ECU chancellor Philip Rogers visits
Dr. Philip Rogers kicked off his fifth month as chancellor of East Carolina University with what he called one of his favorite things — talking with staff and faculty about the future of ECU.
Rogers met with leadership of the College of Engineering and Technology on his Pirate Perspectives tour, one of his first face-to-face meetings with an ECU college as part of a series of conversations with university stakeholders.
“I look at this as an opportunity,” he said. “I’m trying to meet with as many staff and faculty as I can.”
He told the group he had about 60 such sessions planned. With nearly 15 completed, one thing has been clear to him.
“I enjoy these so much that once I get done, I may start over again,” Rogers said.
He said his goal of the Pirate Perspectives sessions is to learn about the university’s accomplishments and challenges from a variety of people who have a stake in ECU. To date, those sessions have included alumni organizations, university administrative departments and community leaders.
In his session at the Science and Technology Building, Rogers heard about the college’s Student Success Center as well as its emphasis on having a regional footprint through such initiatives as the new Eastern Region Pharma Center that is being developed, and the Smart Manufacturing and Maintenance Center planned for the Intersect East development.

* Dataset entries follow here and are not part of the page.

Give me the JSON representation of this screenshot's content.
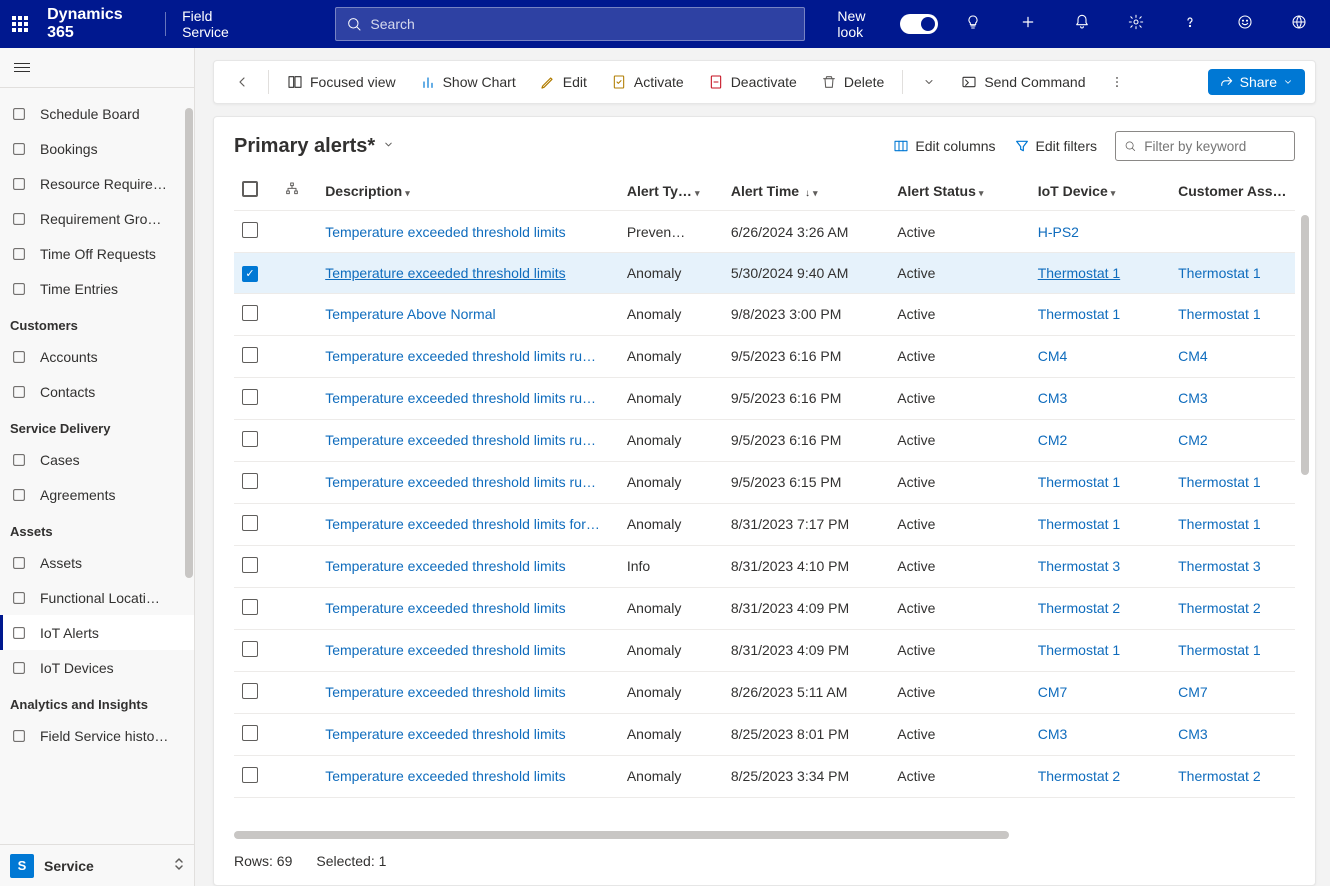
{
  "topbar": {
    "brand": "Dynamics 365",
    "area": "Field Service",
    "search_placeholder": "Search",
    "new_look": "New look"
  },
  "sidebar": {
    "items1": [
      {
        "icon": "calendar-board",
        "label": "Schedule Board"
      },
      {
        "icon": "people-queue",
        "label": "Bookings"
      },
      {
        "icon": "resource",
        "label": "Resource Require…"
      },
      {
        "icon": "group",
        "label": "Requirement Gro…"
      },
      {
        "icon": "timeoff",
        "label": "Time Off Requests"
      },
      {
        "icon": "calendar",
        "label": "Time Entries"
      }
    ],
    "section_customers": "Customers",
    "items2": [
      {
        "icon": "building",
        "label": "Accounts"
      },
      {
        "icon": "person",
        "label": "Contacts"
      }
    ],
    "section_service": "Service Delivery",
    "items3": [
      {
        "icon": "wrench",
        "label": "Cases"
      },
      {
        "icon": "doc",
        "label": "Agreements"
      }
    ],
    "section_assets": "Assets",
    "items4": [
      {
        "icon": "cube",
        "label": "Assets"
      },
      {
        "icon": "pin",
        "label": "Functional Locati…"
      },
      {
        "icon": "iot",
        "label": "IoT Alerts"
      },
      {
        "icon": "device",
        "label": "IoT Devices"
      }
    ],
    "section_analytics": "Analytics and Insights",
    "items5": [
      {
        "icon": "history",
        "label": "Field Service histo…"
      }
    ],
    "area_letter": "S",
    "area_label": "Service"
  },
  "cmdbar": {
    "focused_view": "Focused view",
    "show_chart": "Show Chart",
    "edit": "Edit",
    "activate": "Activate",
    "deactivate": "Deactivate",
    "delete": "Delete",
    "send_command": "Send Command",
    "share": "Share"
  },
  "panel": {
    "title": "Primary alerts*",
    "edit_columns": "Edit columns",
    "edit_filters": "Edit filters",
    "filter_placeholder": "Filter by keyword"
  },
  "columns": {
    "description": "Description",
    "alert_type": "Alert Ty…",
    "alert_time": "Alert Time",
    "alert_status": "Alert Status",
    "iot_device": "IoT Device",
    "customer_asset": "Customer Asset"
  },
  "rows": [
    {
      "sel": false,
      "desc": "Temperature exceeded threshold limits",
      "type": "Preven…",
      "time": "6/26/2024 3:26 AM",
      "status": "Active",
      "device": "H-PS2",
      "asset": ""
    },
    {
      "sel": true,
      "desc": "Temperature exceeded threshold limits",
      "type": "Anomaly",
      "time": "5/30/2024 9:40 AM",
      "status": "Active",
      "device": "Thermostat 1",
      "asset": "Thermostat 1"
    },
    {
      "sel": false,
      "desc": "Temperature Above Normal",
      "type": "Anomaly",
      "time": "9/8/2023 3:00 PM",
      "status": "Active",
      "device": "Thermostat 1",
      "asset": "Thermostat 1"
    },
    {
      "sel": false,
      "desc": "Temperature exceeded threshold limits ru…",
      "type": "Anomaly",
      "time": "9/5/2023 6:16 PM",
      "status": "Active",
      "device": "CM4",
      "asset": "CM4"
    },
    {
      "sel": false,
      "desc": "Temperature exceeded threshold limits ru…",
      "type": "Anomaly",
      "time": "9/5/2023 6:16 PM",
      "status": "Active",
      "device": "CM3",
      "asset": "CM3"
    },
    {
      "sel": false,
      "desc": "Temperature exceeded threshold limits ru…",
      "type": "Anomaly",
      "time": "9/5/2023 6:16 PM",
      "status": "Active",
      "device": "CM2",
      "asset": "CM2"
    },
    {
      "sel": false,
      "desc": "Temperature exceeded threshold limits ru…",
      "type": "Anomaly",
      "time": "9/5/2023 6:15 PM",
      "status": "Active",
      "device": "Thermostat 1",
      "asset": "Thermostat 1"
    },
    {
      "sel": false,
      "desc": "Temperature exceeded threshold limits for…",
      "type": "Anomaly",
      "time": "8/31/2023 7:17 PM",
      "status": "Active",
      "device": "Thermostat 1",
      "asset": "Thermostat 1"
    },
    {
      "sel": false,
      "desc": "Temperature exceeded threshold limits",
      "type": "Info",
      "time": "8/31/2023 4:10 PM",
      "status": "Active",
      "device": "Thermostat 3",
      "asset": "Thermostat 3"
    },
    {
      "sel": false,
      "desc": "Temperature exceeded threshold limits",
      "type": "Anomaly",
      "time": "8/31/2023 4:09 PM",
      "status": "Active",
      "device": "Thermostat 2",
      "asset": "Thermostat 2"
    },
    {
      "sel": false,
      "desc": "Temperature exceeded threshold limits",
      "type": "Anomaly",
      "time": "8/31/2023 4:09 PM",
      "status": "Active",
      "device": "Thermostat 1",
      "asset": "Thermostat 1"
    },
    {
      "sel": false,
      "desc": "Temperature exceeded threshold limits",
      "type": "Anomaly",
      "time": "8/26/2023 5:11 AM",
      "status": "Active",
      "device": "CM7",
      "asset": "CM7"
    },
    {
      "sel": false,
      "desc": "Temperature exceeded threshold limits",
      "type": "Anomaly",
      "time": "8/25/2023 8:01 PM",
      "status": "Active",
      "device": "CM3",
      "asset": "CM3"
    },
    {
      "sel": false,
      "desc": "Temperature exceeded threshold limits",
      "type": "Anomaly",
      "time": "8/25/2023 3:34 PM",
      "status": "Active",
      "device": "Thermostat 2",
      "asset": "Thermostat 2"
    }
  ],
  "footer": {
    "rows": "Rows: 69",
    "selected": "Selected: 1"
  }
}
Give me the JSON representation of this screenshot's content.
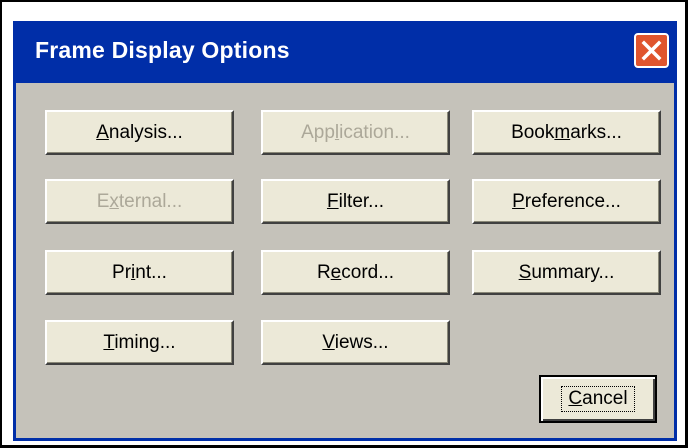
{
  "window": {
    "title": "Frame Display Options",
    "title_bar_color": "#002EA8",
    "close_icon": "close-x-icon",
    "close_button_color": "#E0552E"
  },
  "buttons": [
    {
      "id": "analysis",
      "label_pre": "",
      "label_ul": "A",
      "label_post": "nalysis...",
      "enabled": true
    },
    {
      "id": "application",
      "label_pre": "App",
      "label_ul": "l",
      "label_post": "ication...",
      "enabled": false
    },
    {
      "id": "bookmarks",
      "label_pre": "Book",
      "label_ul": "m",
      "label_post": "arks...",
      "enabled": true
    },
    {
      "id": "external",
      "label_pre": "E",
      "label_ul": "x",
      "label_post": "ternal...",
      "enabled": false
    },
    {
      "id": "filter",
      "label_pre": "",
      "label_ul": "F",
      "label_post": "ilter...",
      "enabled": true
    },
    {
      "id": "preference",
      "label_pre": "",
      "label_ul": "P",
      "label_post": "reference...",
      "enabled": true
    },
    {
      "id": "print",
      "label_pre": "Pr",
      "label_ul": "i",
      "label_post": "nt...",
      "enabled": true
    },
    {
      "id": "record",
      "label_pre": "R",
      "label_ul": "e",
      "label_post": "cord...",
      "enabled": true
    },
    {
      "id": "summary",
      "label_pre": "",
      "label_ul": "S",
      "label_post": "ummary...",
      "enabled": true
    },
    {
      "id": "timing",
      "label_pre": "",
      "label_ul": "T",
      "label_post": "iming...",
      "enabled": true
    },
    {
      "id": "views",
      "label_pre": "",
      "label_ul": "V",
      "label_post": "iews...",
      "enabled": true
    }
  ],
  "cancel": {
    "label_pre": "",
    "label_ul": "C",
    "label_post": "ancel"
  },
  "colors": {
    "dialog_face": "#ECE9D8",
    "client_background": "#C5C2BA",
    "disabled_text": "#ACA899"
  }
}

The college offers hands-on programs that can change the lives of people living in eastern North Carolina, providing students, their families and their communities a brighter future.
“This is an all-star college,” he said.
Rogers was also told about how faculty continue to push the college forward, especially during the COVID-19 pandemic.
“They have stepped up and done whatever we have asked them to do,” said Dr. Barbara Muller-Borer, chair of the Department of Engineering.
“That’s been a reoccurring theme,” Rogers responded.
He praised the work of faculty, especially in a time in which they are having to do more with less, and mentioned that ECU offers resources to help faculty and staff with mental well-being. He said retention and recruitment of faculty are vital, and when asked about faculty pay raises, said a budget proposal in the General Assembly would increase pay 3% over two years.
Another highlight included talk of how ECU lives up to its principle of being an access university.
“That’s a huge part of our mission,” Rogers said.
One of the challenges mentioned during the conversation was attracting what Rogers called the “new American student,” the person who started a career after high school and now at age 25 or older realizes that a college degree would provide career advancement.
“It’s such a big opportunity to pursue,” Rogers said.
Another challenge are high school students who may not see value in higher education. While acknowledging the challenge, Rogers mentioned that higher education provides students economic opportunity but must be more adaptive by providing innovative spaces and hands-on learning — something the College of Engineering and Technology provides.
“We’re the place they can come to,” he said.
He concluded his session by thanking attendees for their comments.
“These sessions are always the highlight of my day,” he said.
Rogers has Pirate Perspective sessions scheduled through the end of October, when he will look at themes that will shape the work of the university moving forward. He plans to release a final report in early 2022.
For those unable to participate in an in-person or virtual Pirate Perspectives session, an online form is available.